▸ **Aim of the exercise**
Show every line of the material that follows in which the word "JSON" occurs.

======== Available records ========

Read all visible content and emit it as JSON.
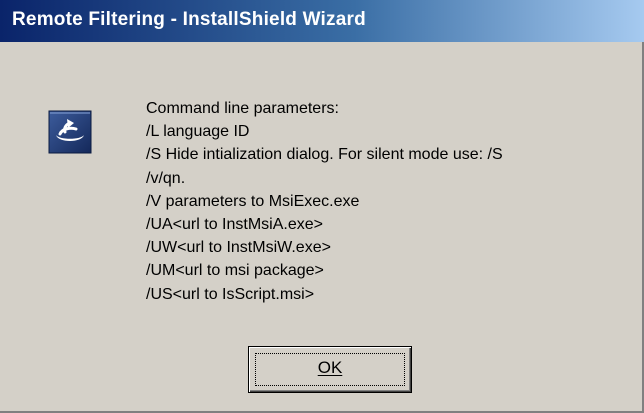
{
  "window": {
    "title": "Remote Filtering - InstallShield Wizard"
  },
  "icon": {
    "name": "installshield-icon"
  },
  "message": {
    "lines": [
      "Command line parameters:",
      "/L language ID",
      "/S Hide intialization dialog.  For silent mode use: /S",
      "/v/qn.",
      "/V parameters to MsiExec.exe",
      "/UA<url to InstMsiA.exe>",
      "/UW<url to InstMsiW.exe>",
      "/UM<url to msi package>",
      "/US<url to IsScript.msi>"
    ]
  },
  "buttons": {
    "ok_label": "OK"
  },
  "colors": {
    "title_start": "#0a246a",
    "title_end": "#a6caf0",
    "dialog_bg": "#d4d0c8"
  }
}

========
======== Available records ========

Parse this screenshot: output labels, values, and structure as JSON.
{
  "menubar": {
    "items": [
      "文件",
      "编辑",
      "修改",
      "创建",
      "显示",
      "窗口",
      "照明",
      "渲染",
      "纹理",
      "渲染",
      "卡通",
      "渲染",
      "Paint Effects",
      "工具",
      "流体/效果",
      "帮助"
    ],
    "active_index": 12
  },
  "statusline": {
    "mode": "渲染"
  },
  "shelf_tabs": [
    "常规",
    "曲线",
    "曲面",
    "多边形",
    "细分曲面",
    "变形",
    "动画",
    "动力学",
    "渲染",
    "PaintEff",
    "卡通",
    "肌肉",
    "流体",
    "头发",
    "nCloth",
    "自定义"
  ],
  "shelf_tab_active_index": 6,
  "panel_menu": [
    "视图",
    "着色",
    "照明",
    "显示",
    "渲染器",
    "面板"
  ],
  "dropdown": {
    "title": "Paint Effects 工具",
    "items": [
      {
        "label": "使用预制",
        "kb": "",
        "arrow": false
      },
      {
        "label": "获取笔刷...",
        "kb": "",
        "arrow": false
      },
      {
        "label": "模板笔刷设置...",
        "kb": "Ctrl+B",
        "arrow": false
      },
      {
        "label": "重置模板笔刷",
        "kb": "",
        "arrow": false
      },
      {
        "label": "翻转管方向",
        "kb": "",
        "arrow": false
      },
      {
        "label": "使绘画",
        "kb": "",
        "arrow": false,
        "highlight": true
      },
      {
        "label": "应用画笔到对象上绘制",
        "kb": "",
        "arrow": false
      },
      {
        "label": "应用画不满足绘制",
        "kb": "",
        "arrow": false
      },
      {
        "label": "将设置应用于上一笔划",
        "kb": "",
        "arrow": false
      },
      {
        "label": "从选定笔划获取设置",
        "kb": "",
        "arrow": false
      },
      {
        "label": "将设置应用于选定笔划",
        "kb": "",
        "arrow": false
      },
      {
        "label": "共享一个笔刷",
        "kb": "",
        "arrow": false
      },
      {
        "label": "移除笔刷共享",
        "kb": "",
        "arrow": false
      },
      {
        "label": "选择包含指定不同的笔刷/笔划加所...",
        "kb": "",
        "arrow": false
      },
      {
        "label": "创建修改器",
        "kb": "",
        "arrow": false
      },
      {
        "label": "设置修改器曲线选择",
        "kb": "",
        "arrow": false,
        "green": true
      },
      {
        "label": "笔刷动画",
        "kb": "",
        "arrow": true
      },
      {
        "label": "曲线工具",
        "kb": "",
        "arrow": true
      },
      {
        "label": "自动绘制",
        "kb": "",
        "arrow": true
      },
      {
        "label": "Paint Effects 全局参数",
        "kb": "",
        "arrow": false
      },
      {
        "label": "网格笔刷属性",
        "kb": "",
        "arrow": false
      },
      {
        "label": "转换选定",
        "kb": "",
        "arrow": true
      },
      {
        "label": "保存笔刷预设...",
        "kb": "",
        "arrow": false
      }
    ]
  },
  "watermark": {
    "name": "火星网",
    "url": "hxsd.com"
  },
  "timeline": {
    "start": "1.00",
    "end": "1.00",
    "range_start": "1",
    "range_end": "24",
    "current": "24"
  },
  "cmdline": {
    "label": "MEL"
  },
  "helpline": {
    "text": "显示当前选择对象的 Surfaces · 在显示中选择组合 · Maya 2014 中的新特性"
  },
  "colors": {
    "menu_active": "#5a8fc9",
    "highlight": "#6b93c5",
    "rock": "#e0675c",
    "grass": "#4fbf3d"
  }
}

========
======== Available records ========

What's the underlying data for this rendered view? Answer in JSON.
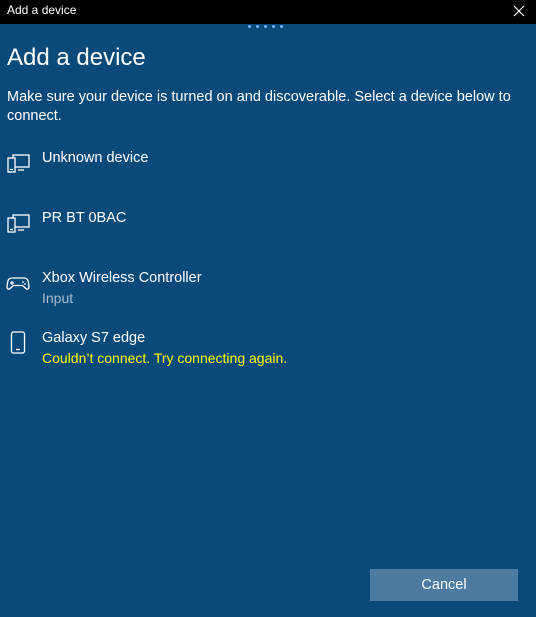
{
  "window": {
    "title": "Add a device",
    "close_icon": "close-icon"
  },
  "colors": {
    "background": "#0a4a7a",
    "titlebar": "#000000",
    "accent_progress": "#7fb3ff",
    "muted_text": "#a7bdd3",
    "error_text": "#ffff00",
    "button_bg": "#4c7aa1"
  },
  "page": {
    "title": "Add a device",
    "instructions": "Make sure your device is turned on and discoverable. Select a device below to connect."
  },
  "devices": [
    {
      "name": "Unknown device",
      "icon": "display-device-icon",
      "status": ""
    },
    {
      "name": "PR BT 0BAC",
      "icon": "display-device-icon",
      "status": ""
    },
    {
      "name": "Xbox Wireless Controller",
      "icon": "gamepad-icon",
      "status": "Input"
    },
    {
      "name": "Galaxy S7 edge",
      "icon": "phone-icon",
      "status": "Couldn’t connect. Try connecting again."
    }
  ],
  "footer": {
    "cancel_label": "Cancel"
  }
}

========

▸ **Written response**
Read all visible content and emit it as JSON.
Parse this screenshot: output labels, values, and structure as JSON.
What's the underlying data for this rendered view? Answer in JSON.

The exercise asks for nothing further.